Written by RitaC on September 10th, 2010

Haibun is a relatively short, prose poem from under 100 words to 200 or 300, ending with a haiku. A longer haibun may have haiku interspersed in the prose.

Late Summer: A Morning Walk
Two butterflies, a yellow and black Tiger Swallowtail, the other, a black edged in blue Black Swallowtail, flutter, hover, then settle on purple thistle. A fuzzy, ghost caterpillar navigates a route. Grasshoppers miscalculate–do they?–landing on my chest in a crossfire. Shiny, brown beetles scuttle across the path. A slow cricket walks toward the grass. Small dark moths, prolific and busy, sip on lavender sage flowers. This population of insects comes with the cooling of summer. A cascade of birdsong spills from trees thick with late-summer leaves splashed with red and yellow. A walnut tree heavy with nuts in green cases, hang, waiting to ripen and drop. A near tree branch supports a hanging nest woven by a hummingbird, home to spring eggs and chicks, now empty. The cooling that comes this time of year subtly subtracts light from each day. Still, the quotidian sun rises, orange and full above the horizon spilling daylight over the land.

Holy beams, a sky-

scape aureole of pastels,

glow with morning light.

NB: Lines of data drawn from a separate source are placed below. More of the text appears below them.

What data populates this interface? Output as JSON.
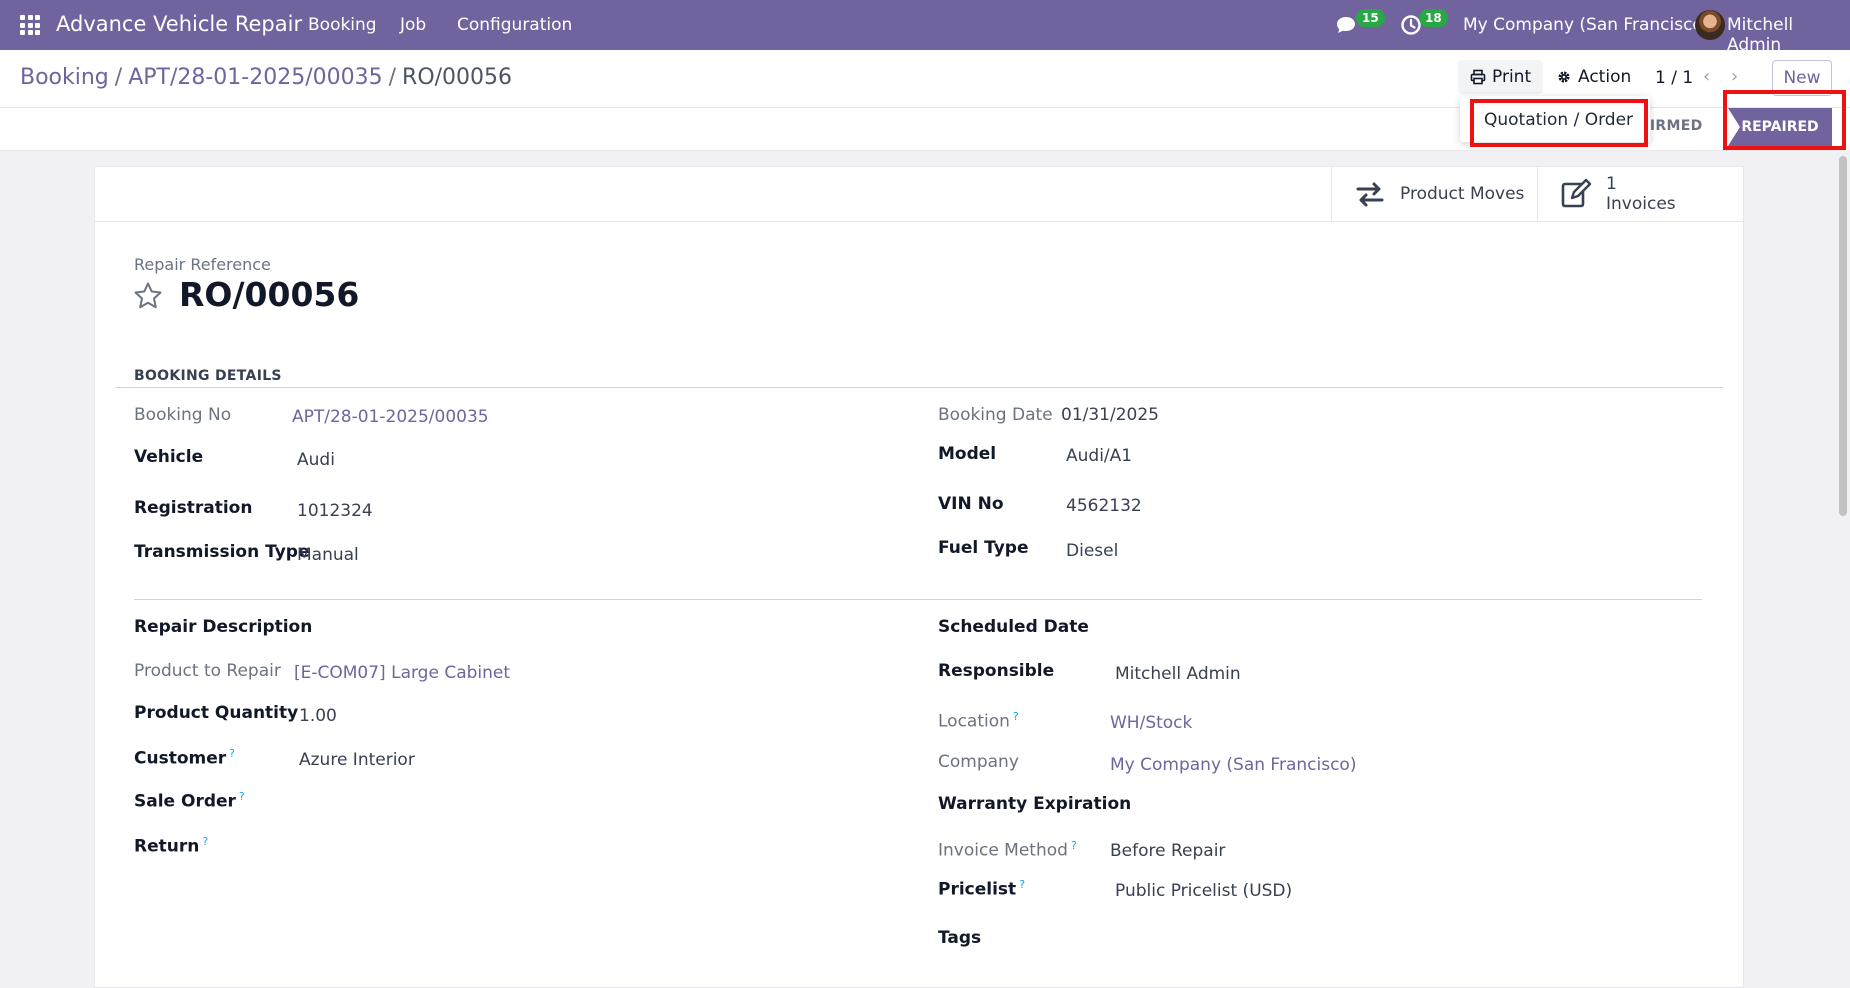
{
  "navbar": {
    "app_name": "Advance Vehicle Repair",
    "menu": [
      "Booking",
      "Job",
      "Configuration"
    ],
    "messages_count": "15",
    "activities_count": "18",
    "company": "My Company (San Francisco)",
    "user": "Mitchell Admin"
  },
  "breadcrumb": {
    "root": "Booking",
    "parent": "APT/28-01-2025/00035",
    "current": "RO/00056"
  },
  "toolbar": {
    "print_label": "Print",
    "action_label": "Action",
    "pager": "1 / 1",
    "new_label": "New"
  },
  "print_menu": {
    "items": [
      "Quotation / Order"
    ]
  },
  "status": {
    "confirmed": "NFIRMED",
    "repaired": "REPAIRED"
  },
  "smart_buttons": {
    "product_moves": "Product Moves",
    "invoices_count": "1",
    "invoices_label": "Invoices"
  },
  "form": {
    "ref_label": "Repair Reference",
    "ref": "RO/00056",
    "booking_section": "BOOKING DETAILS",
    "booking_no_label": "Booking No",
    "booking_no": "APT/28-01-2025/00035",
    "vehicle_label": "Vehicle",
    "vehicle": "Audi",
    "registration_label": "Registration",
    "registration": "1012324",
    "transmission_label": "Transmission Type",
    "transmission": "Manual",
    "booking_date_label": "Booking Date",
    "booking_date": "01/31/2025",
    "model_label": "Model",
    "model": "Audi/A1",
    "vin_label": "VIN No",
    "vin": "4562132",
    "fuel_label": "Fuel Type",
    "fuel": "Diesel",
    "repair_desc_label": "Repair Description",
    "product_label": "Product to Repair",
    "product": "[E-COM07] Large Cabinet",
    "qty_label": "Product Quantity",
    "qty": "1.00",
    "customer_label": "Customer",
    "customer": "Azure Interior",
    "sale_order_label": "Sale Order",
    "return_label": "Return",
    "scheduled_label": "Scheduled Date",
    "responsible_label": "Responsible",
    "responsible": "Mitchell Admin",
    "location_label": "Location",
    "location": "WH/Stock",
    "company_label": "Company",
    "company": "My Company (San Francisco)",
    "warranty_label": "Warranty Expiration",
    "invoice_method_label": "Invoice Method",
    "invoice_method": "Before Repair",
    "pricelist_label": "Pricelist",
    "pricelist": "Public Pricelist (USD)",
    "tags_label": "Tags",
    "help_mark": "?"
  }
}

For more information on this or other forms of Japanese poems, visit Haiku Society of America at http://www.hsa-haiku.org/.